Just looking at the median home price does not tell the entire story. If you look at the above chart, we have 2 counties with prices over $600,000, 3 with over $500,000, and 5 with median prices over $400,000. We would have to go to $300,000 to find 16 counties with higher prices, or half of the 32 counties on the list.
But what is the population of these 16 counties?
Top 16 median priced counties: 22,701,908
Bottom 16 median priced counties: 11,186,688
Keep in mind that we are looking at the largest 32 counties in the state so we are not capturing 100 percent of the picture simply because all the data isn’t available but this data captures 90 percent of the California population. So on the surface, this may lead you to believe that most people can afford to live in high priced areas. Or is it that most of these high priced areas are in a bubble and that is why people are now struggling with holding onto their homes? Let us run a quick average of the price-to-income ratio of both subsets:
Top 16 counties average price to income ratio: 6.11
Bottom 16 counties average price to income ratio: 3.61
This is a very important data set here because of the bifurcation of the state. What we can derive is the lower priced counties are starting to find a bottom yet the top 16 are still over priced. This is important because someone looking to buy in Merced would arrive at a different conclusion than someone looking to buy in San Francisco. We are looking at income relative to each county so we are painting with a very narrow brush here.
Take a look at the population breakdown:
The above chart breaks down the 32 counties in our data set by population.
It is the case that the California housing market is diverse and has enormous variability. I have argued before that California will not see a bottom until 3 years in the future and have provided an additional 3 reasons. Yet with that argument, I was looking at the state on an aggregate basis and not on individual levels. What this analysis shows is that certain counties are arriving at bottoms much quicker and higher price areas are much more stubborn yet are coming down in price. This happens in most housing bubbles. The marginal areas get hit first and progressively move up the spectrum to higher priced areas.
If you are planning on buying in the near future, make sure you know where you live and take all the data into consideration.

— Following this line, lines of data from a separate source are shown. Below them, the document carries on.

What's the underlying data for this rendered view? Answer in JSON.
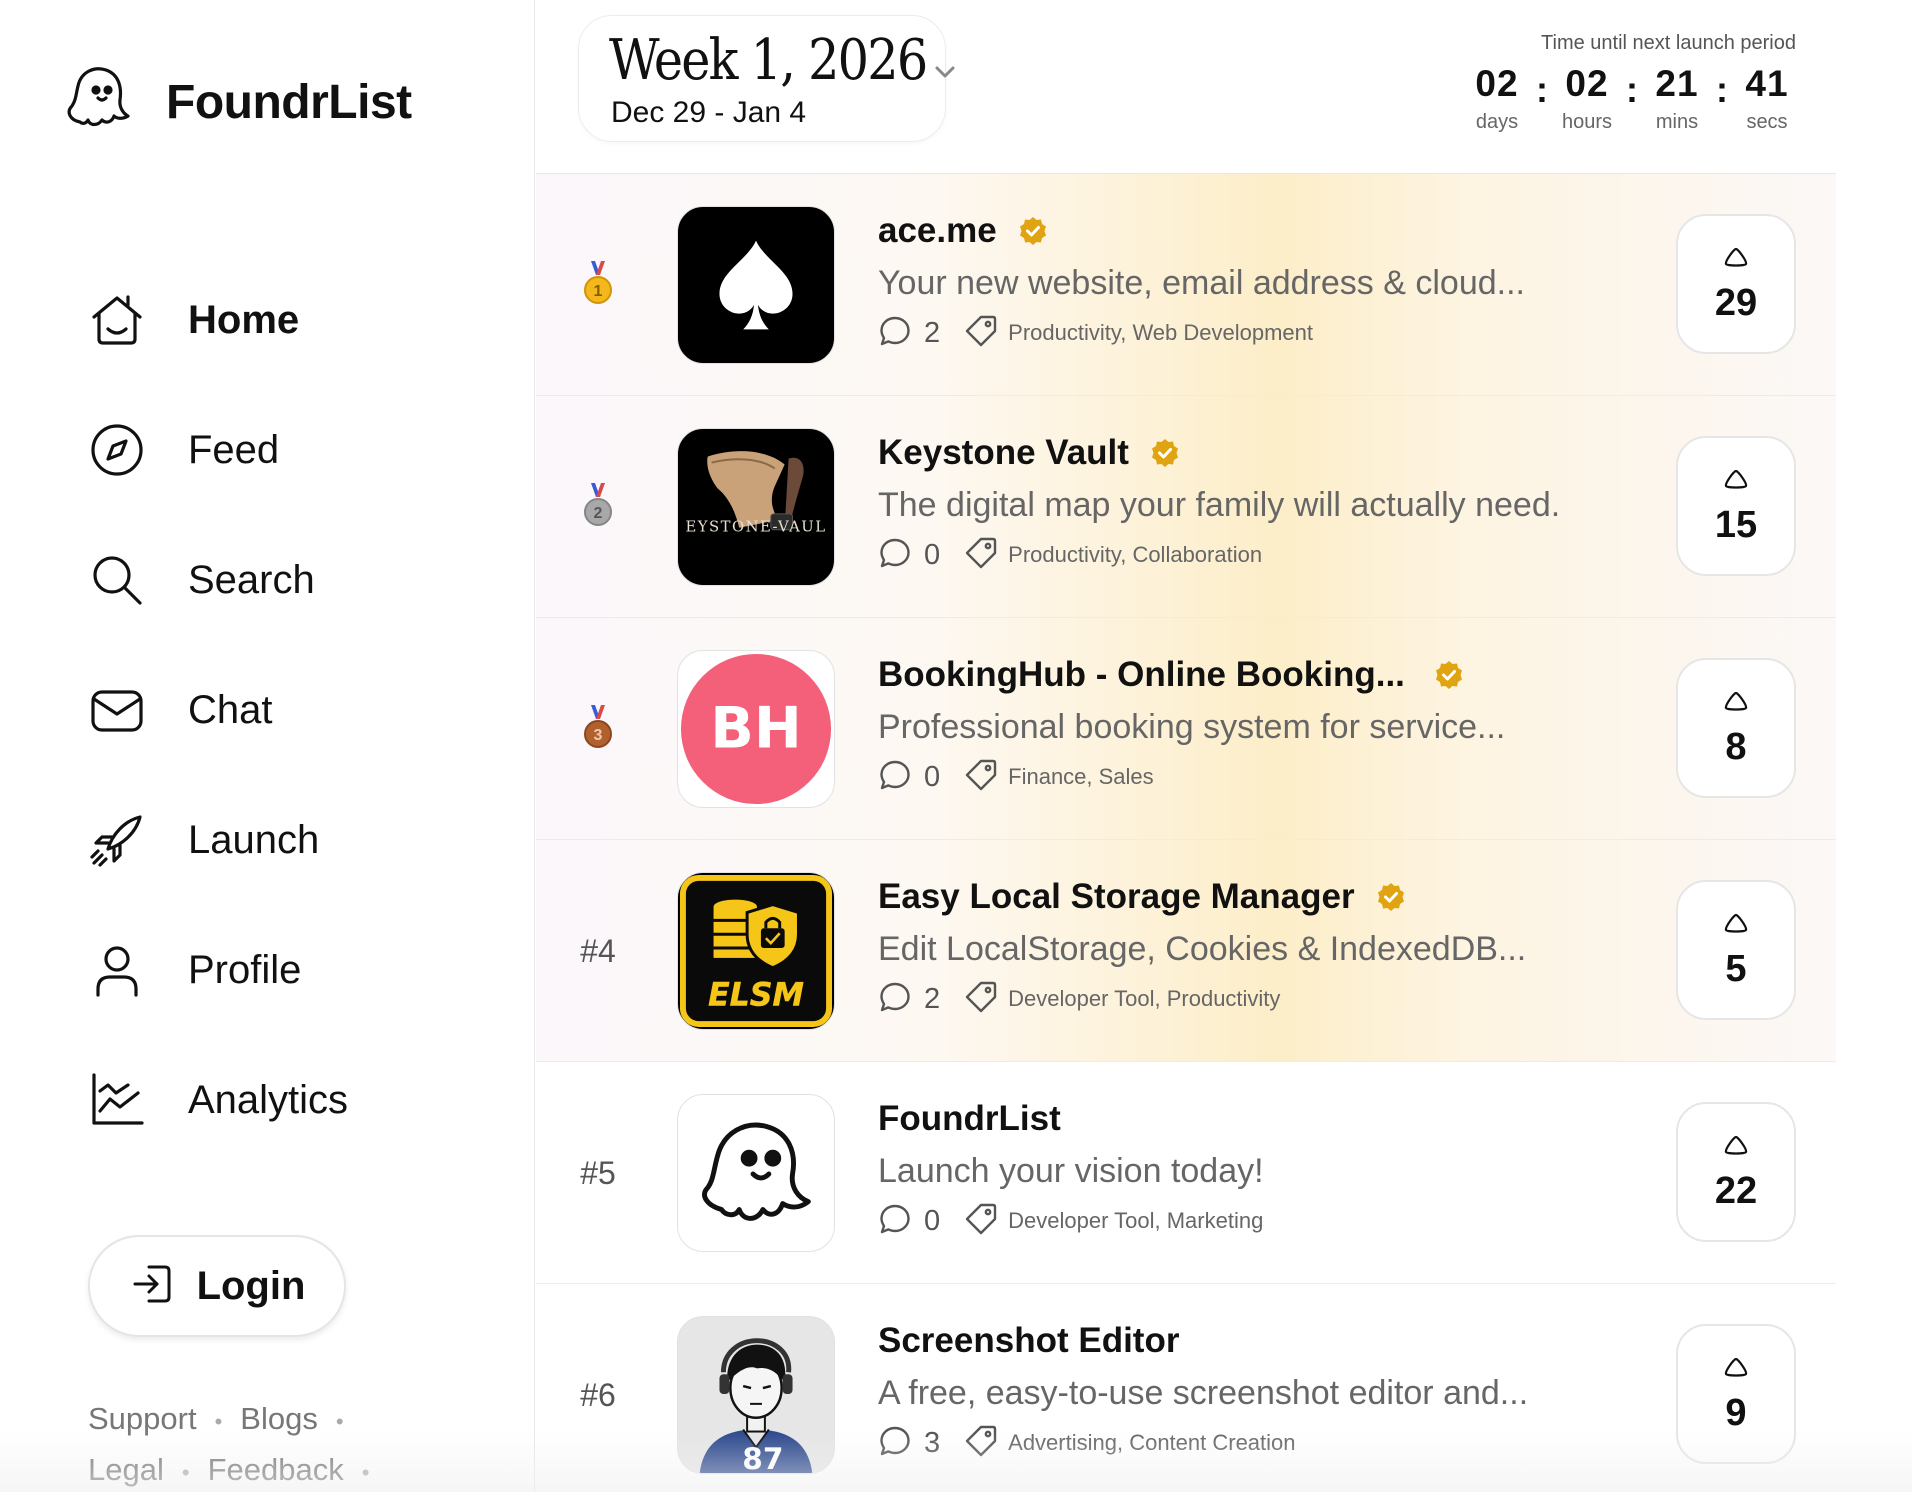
{
  "brand": {
    "name": "FoundrList"
  },
  "nav": [
    {
      "label": "Home",
      "icon": "home-icon",
      "active": true
    },
    {
      "label": "Feed",
      "icon": "compass-icon"
    },
    {
      "label": "Search",
      "icon": "search-icon"
    },
    {
      "label": "Chat",
      "icon": "mail-icon"
    },
    {
      "label": "Launch",
      "icon": "rocket-icon"
    },
    {
      "label": "Profile",
      "icon": "user-icon"
    },
    {
      "label": "Analytics",
      "icon": "chart-icon"
    }
  ],
  "login": {
    "label": "Login"
  },
  "footer": {
    "links": [
      "Support",
      "Blogs",
      "Legal",
      "Feedback"
    ]
  },
  "week": {
    "title": "Week 1, 2026",
    "range": "Dec 29 - Jan 4"
  },
  "countdown": {
    "label": "Time until next launch period",
    "days": "02",
    "hours": "02",
    "mins": "21",
    "secs": "41",
    "days_label": "days",
    "hours_label": "hours",
    "mins_label": "mins",
    "secs_label": "secs"
  },
  "colors": {
    "verified": "#e0a412",
    "bookinghub": "#f4607a",
    "elsm_yellow": "#f5c518"
  },
  "products": [
    {
      "rank": "1",
      "medal": "gold",
      "name": "ace.me",
      "verified": true,
      "description": "Your new website, email address & cloud...",
      "comments": "2",
      "tags": "Productivity, Web Development",
      "votes": "29",
      "logo": "ace-logo"
    },
    {
      "rank": "2",
      "medal": "silver",
      "name": "Keystone Vault",
      "verified": true,
      "description": "The digital map your family will actually need.",
      "comments": "0",
      "tags": "Productivity, Collaboration",
      "votes": "15",
      "logo": "keystone-logo",
      "logo_text": "EYSTONE-VAUL"
    },
    {
      "rank": "3",
      "medal": "bronze",
      "name": "BookingHub - Online Booking...",
      "verified": true,
      "description": "Professional booking system for service...",
      "comments": "0",
      "tags": "Finance, Sales",
      "votes": "8",
      "logo": "bookinghub-logo",
      "logo_text": "BH"
    },
    {
      "rank": "#4",
      "name": "Easy Local Storage Manager",
      "verified": true,
      "description": "Edit LocalStorage, Cookies & IndexedDB...",
      "comments": "2",
      "tags": "Developer Tool, Productivity",
      "votes": "5",
      "logo": "elsm-logo",
      "logo_text": "ELSM"
    },
    {
      "rank": "#5",
      "name": "FoundrList",
      "verified": false,
      "description": "Launch your vision today!",
      "comments": "0",
      "tags": "Developer Tool, Marketing",
      "votes": "22",
      "logo": "ghost-logo"
    },
    {
      "rank": "#6",
      "name": "Screenshot Editor",
      "verified": false,
      "description": "A free, easy-to-use screenshot editor and...",
      "comments": "3",
      "tags": "Advertising, Content Creation",
      "votes": "9",
      "logo": "avatar-logo",
      "logo_text": "87"
    }
  ]
}
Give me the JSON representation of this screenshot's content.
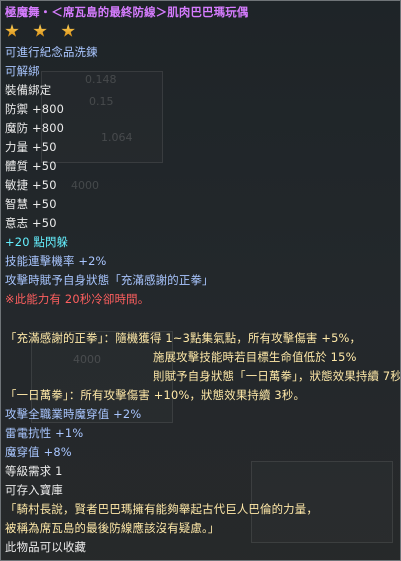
{
  "item": {
    "title": "極魔舞・＜席瓦島的最終防線＞肌肉巴巴瑪玩偶",
    "star_count": 3,
    "lines": {
      "l1": "可進行紀念品洗鍊",
      "l2": "可解綁",
      "l3": "裝備綁定",
      "l4": "防禦 +800",
      "l5": "魔防 +800",
      "l6": "力量 +50",
      "l7": "體質 +50",
      "l8": "敏捷 +50",
      "l9": "智慧 +50",
      "l10": "意志 +50",
      "l11": "+20 點閃躲",
      "l12": "技能連擊機率 +2%",
      "l13": "攻擊時賦予自身狀態「充滿感謝的正拳」",
      "l14": "※此能力有 20秒冷卻時間。",
      "l15": "「充滿感謝的正拳」：隨機獲得 1~3點集氣點，所有攻擊傷害 +5%，",
      "l16": "施展攻擊技能時若目標生命值低於 15%",
      "l17": "則賦予自身狀態「一日萬拳」，狀態效果持續 7秒。",
      "l18": "「一日萬拳」：所有攻擊傷害 +10%，狀態效果持續 3秒。",
      "l19": "攻擊全職業時魔穿值 +2%",
      "l20": "雷電抗性 +1%",
      "l21": "魔穿值 +8%",
      "l22": "等級需求 1",
      "l23": "可存入寶庫",
      "l24": "「騎村長說，賢者巴巴瑪擁有能夠舉起古代巨人巴倫的力量，",
      "l25": "被稱為席瓦島的最後防線應該沒有疑慮。」",
      "l26": "此物品可以收藏"
    }
  },
  "background": {
    "t1": "0.148",
    "t2": "0.15",
    "t3": "1.064",
    "t4": "4000",
    "t5": "4000"
  },
  "colors": {
    "title": "#d67cff",
    "white": "#ececec",
    "blue": "#a9c6ff",
    "cyan": "#64f0ff",
    "red": "#ff5f5f",
    "yellow": "#ffe9a8",
    "star": "#f2b632"
  },
  "icons": [
    "star-icon"
  ]
}
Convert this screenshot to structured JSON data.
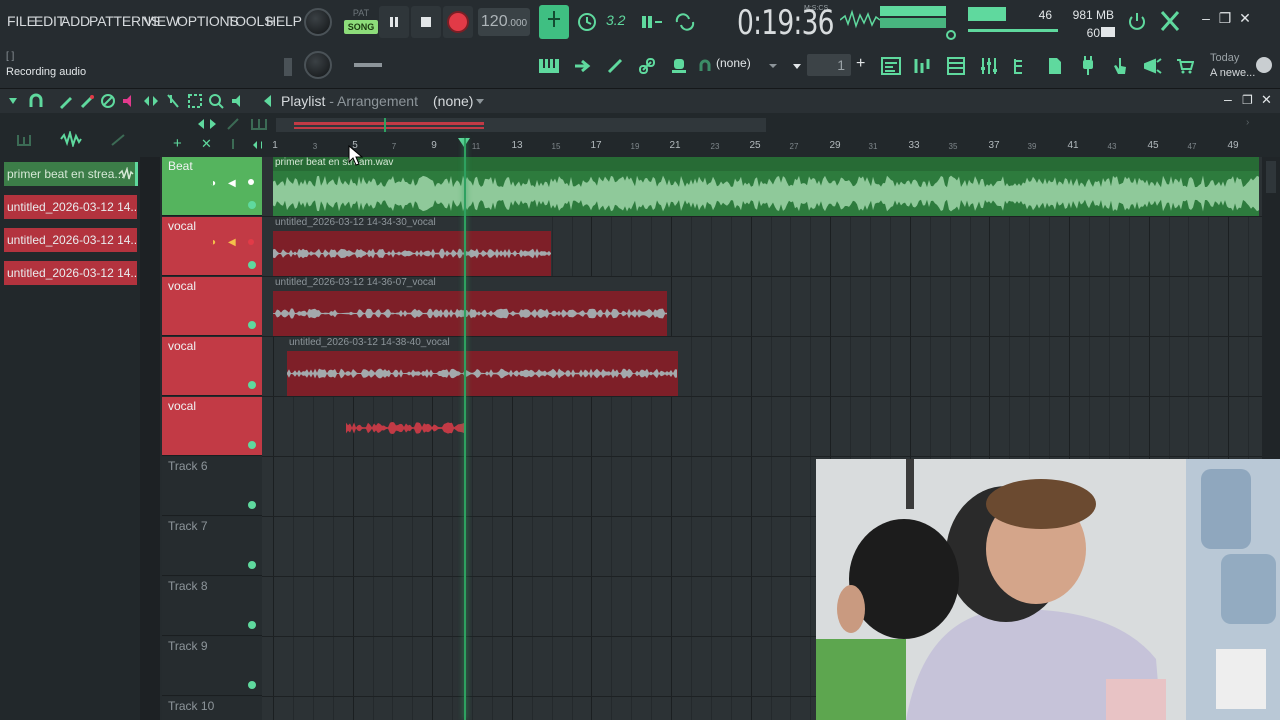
{
  "menu": [
    "FILE",
    "EDIT",
    "ADD",
    "PATTERNS",
    "VIEW",
    "OPTIONS",
    "TOOLS",
    "HELP"
  ],
  "hint": {
    "brackets": "[  ]",
    "message": "Recording audio"
  },
  "transport": {
    "pat": "PAT",
    "song": "SONG",
    "tempo_main": "120",
    "tempo_frac": ".000"
  },
  "time": {
    "display": "0:19:36",
    "unit": "M:S:CS"
  },
  "stats": {
    "cpu": "46",
    "memory": "981 MB",
    "polyphony": "60"
  },
  "toolbar": {
    "pattern_select": "(none)",
    "pattern_number": "1"
  },
  "news": {
    "date": "Today",
    "text": "A newe..."
  },
  "playlist": {
    "title": "Playlist",
    "subtitle": " - Arrangement",
    "selection": "(none)"
  },
  "picker": {
    "items": [
      {
        "label": "primer beat en strea...",
        "type": "audio"
      },
      {
        "label": "untitled_2026-03-12 14...",
        "type": "vocal"
      },
      {
        "label": "untitled_2026-03-12 14...",
        "type": "vocal"
      },
      {
        "label": "untitled_2026-03-12 14...",
        "type": "vocal"
      }
    ]
  },
  "tracks": [
    {
      "name": "Beat",
      "type": "beat"
    },
    {
      "name": "vocal",
      "type": "vocal"
    },
    {
      "name": "vocal",
      "type": "vocal"
    },
    {
      "name": "vocal",
      "type": "vocal"
    },
    {
      "name": "vocal",
      "type": "vocal"
    },
    {
      "name": "Track 6",
      "type": "empty"
    },
    {
      "name": "Track 7",
      "type": "empty"
    },
    {
      "name": "Track 8",
      "type": "empty"
    },
    {
      "name": "Track 9",
      "type": "empty"
    },
    {
      "name": "Track 10",
      "type": "empty"
    }
  ],
  "ruler": {
    "major": [
      "1",
      "5",
      "9",
      "13",
      "17",
      "21",
      "25",
      "29",
      "33",
      "37",
      "41",
      "45",
      "49"
    ],
    "minor": [
      "3",
      "7",
      "11",
      "15",
      "19",
      "23",
      "27",
      "31",
      "35",
      "39",
      "43",
      "47"
    ]
  },
  "clips": [
    {
      "label": "primer beat en stream.wav",
      "color": "green"
    },
    {
      "label": "untitled_2026-03-12 14-34-30_vocal",
      "color": "red"
    },
    {
      "label": "untitled_2026-03-12 14-36-07_vocal",
      "color": "red"
    },
    {
      "label": "untitled_2026-03-12 14-38-40_vocal",
      "color": "red"
    },
    {
      "label": "",
      "color": "red"
    }
  ],
  "colors": {
    "accent": "#5fd99e",
    "beat_track": "#55b45e",
    "vocal_track": "#c23a45",
    "playhead": "#2ea160",
    "record": "#e23a47"
  }
}
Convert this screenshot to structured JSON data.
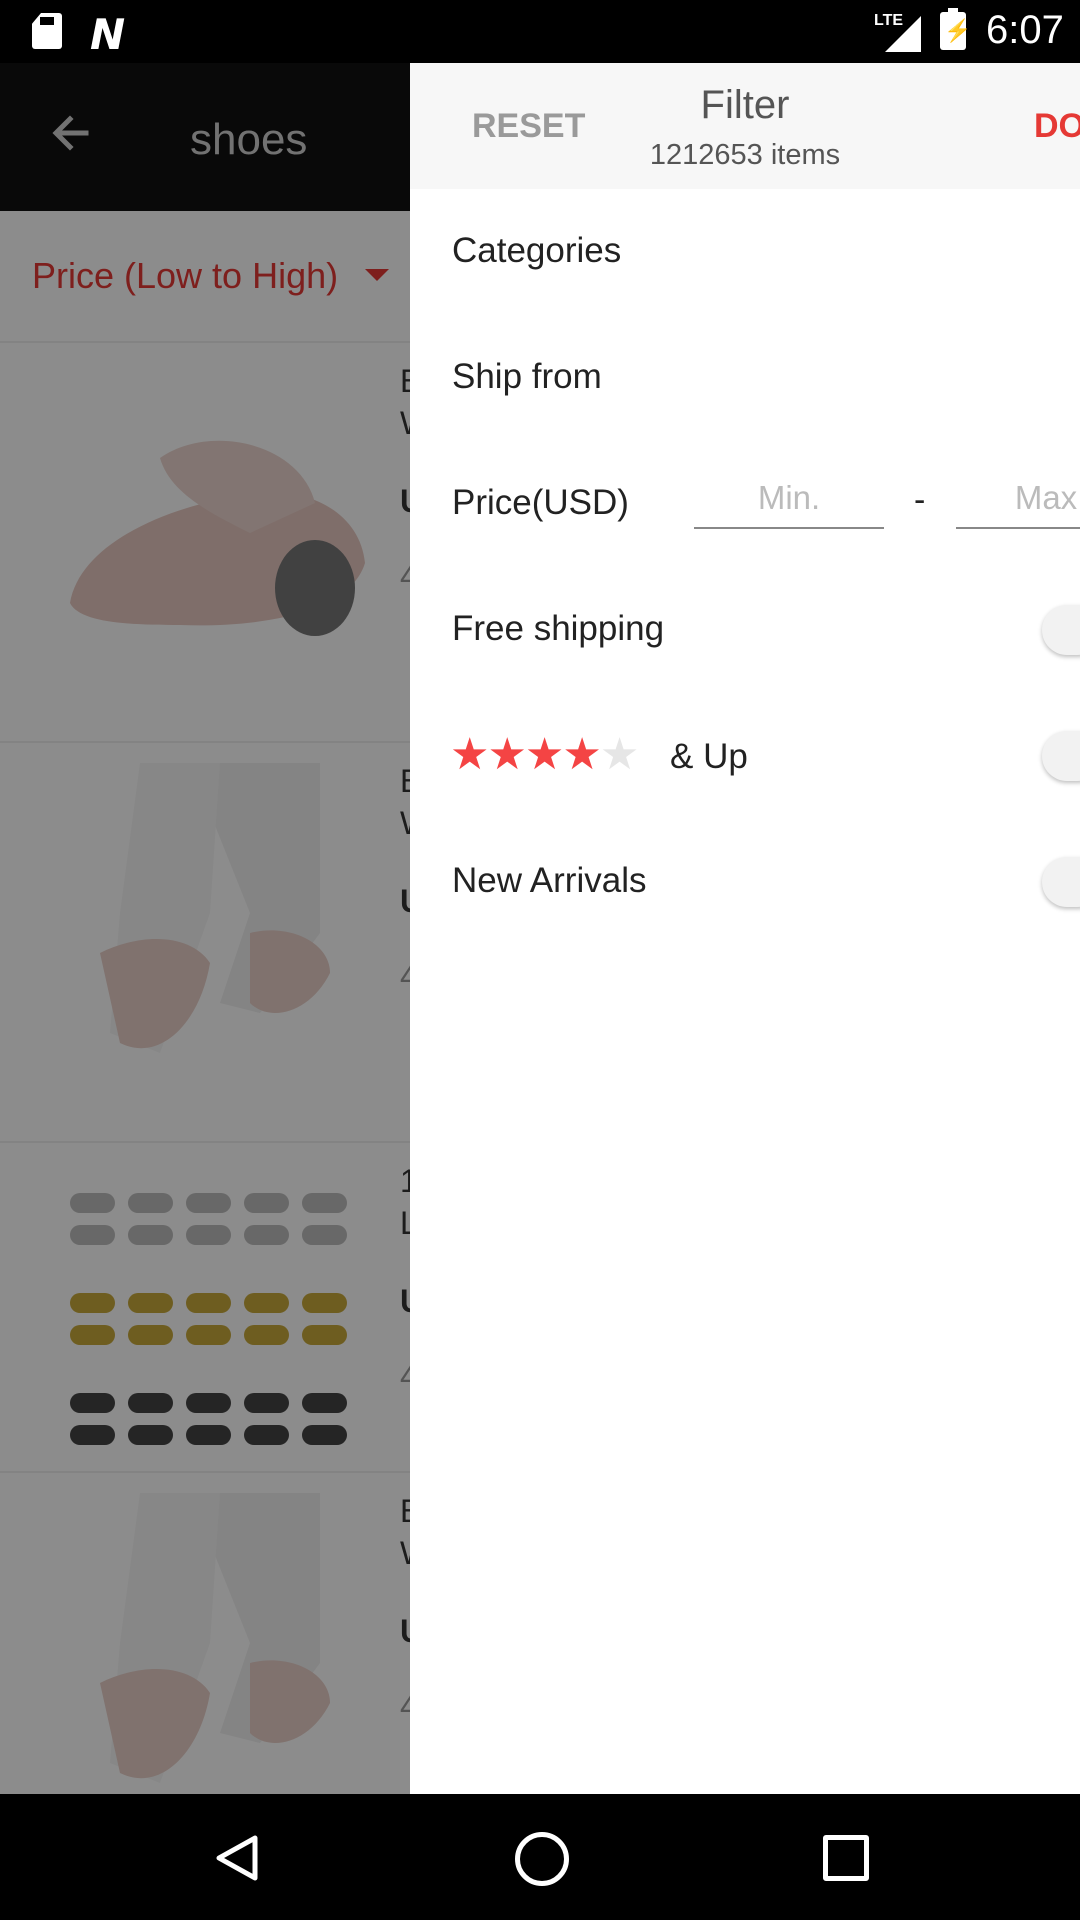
{
  "status_bar": {
    "time": "6:07",
    "network": "LTE",
    "icons": [
      "sd-card-icon",
      "n-logo-icon",
      "signal-icon",
      "battery-charging-icon"
    ]
  },
  "app_bar": {
    "title": "shoes",
    "back_icon": "arrow-left-icon"
  },
  "sort": {
    "label": "Price (Low to High)",
    "icon": "caret-down-icon"
  },
  "products_partial": [
    {
      "line1": "B",
      "line2": "W",
      "price_fragment": "U",
      "rating_fragment": "4"
    },
    {
      "line1": "B",
      "line2": "W",
      "price_fragment": "U",
      "rating_fragment": "4"
    },
    {
      "line1": "1",
      "line2": "L",
      "price_fragment": "U",
      "rating_fragment": "4"
    },
    {
      "line1": "B",
      "line2": "W",
      "price_fragment": "U",
      "rating_fragment": "4"
    }
  ],
  "drawer": {
    "reset_label": "RESET",
    "title": "Filter",
    "count": "1212653 items",
    "done_label": "DO",
    "categories_label": "Categories",
    "ship_from_label": "Ship from",
    "price": {
      "label": "Price(USD)",
      "min_placeholder": "Min.",
      "dash": "-",
      "max_placeholder": "Max"
    },
    "free_shipping_label": "Free shipping",
    "rating": {
      "stars": 4,
      "max_stars": 5,
      "suffix": "& Up"
    },
    "new_arrivals_label": "New Arrivals"
  },
  "colors": {
    "accent": "#e53935",
    "star": "#f44444"
  },
  "nav_bar": {
    "icons": [
      "back-triangle-icon",
      "home-circle-icon",
      "recents-square-icon"
    ]
  }
}
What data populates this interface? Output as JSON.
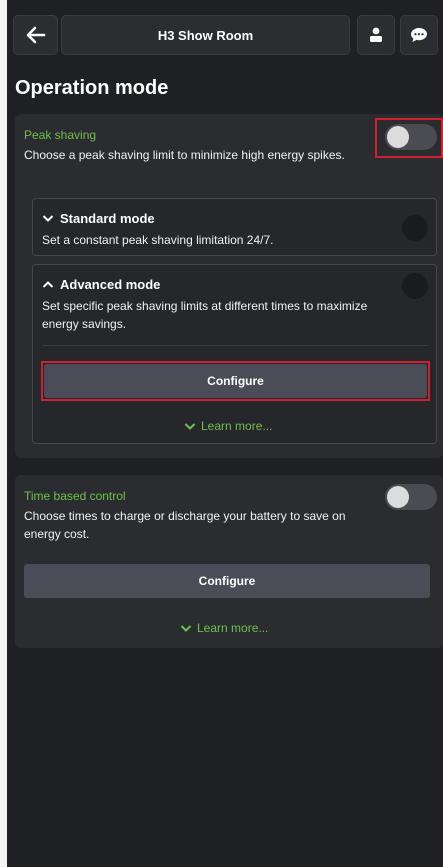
{
  "header": {
    "title": "H3 Show Room"
  },
  "section_title": "Operation mode",
  "peak_shaving": {
    "label": "Peak shaving",
    "description": "Choose a peak shaving limit to minimize high energy spikes.",
    "toggle_on": false,
    "standard_mode": {
      "title": "Standard mode",
      "description": "Set a constant peak shaving limitation 24/7."
    },
    "advanced_mode": {
      "title": "Advanced mode",
      "description": "Set specific peak shaving limits at different times to maximize energy savings.",
      "configure_label": "Configure",
      "learn_more": "Learn more..."
    }
  },
  "time_based": {
    "label": "Time based control",
    "description": "Choose times to charge or discharge your battery to save on energy cost.",
    "toggle_on": false,
    "configure_label": "Configure",
    "learn_more": "Learn more..."
  },
  "colors": {
    "accent_green": "#6cc24a",
    "highlight_red": "#d0212f",
    "background": "#1f2024"
  }
}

Simply saying we are at a bottom is too broad a statement for the California housing market.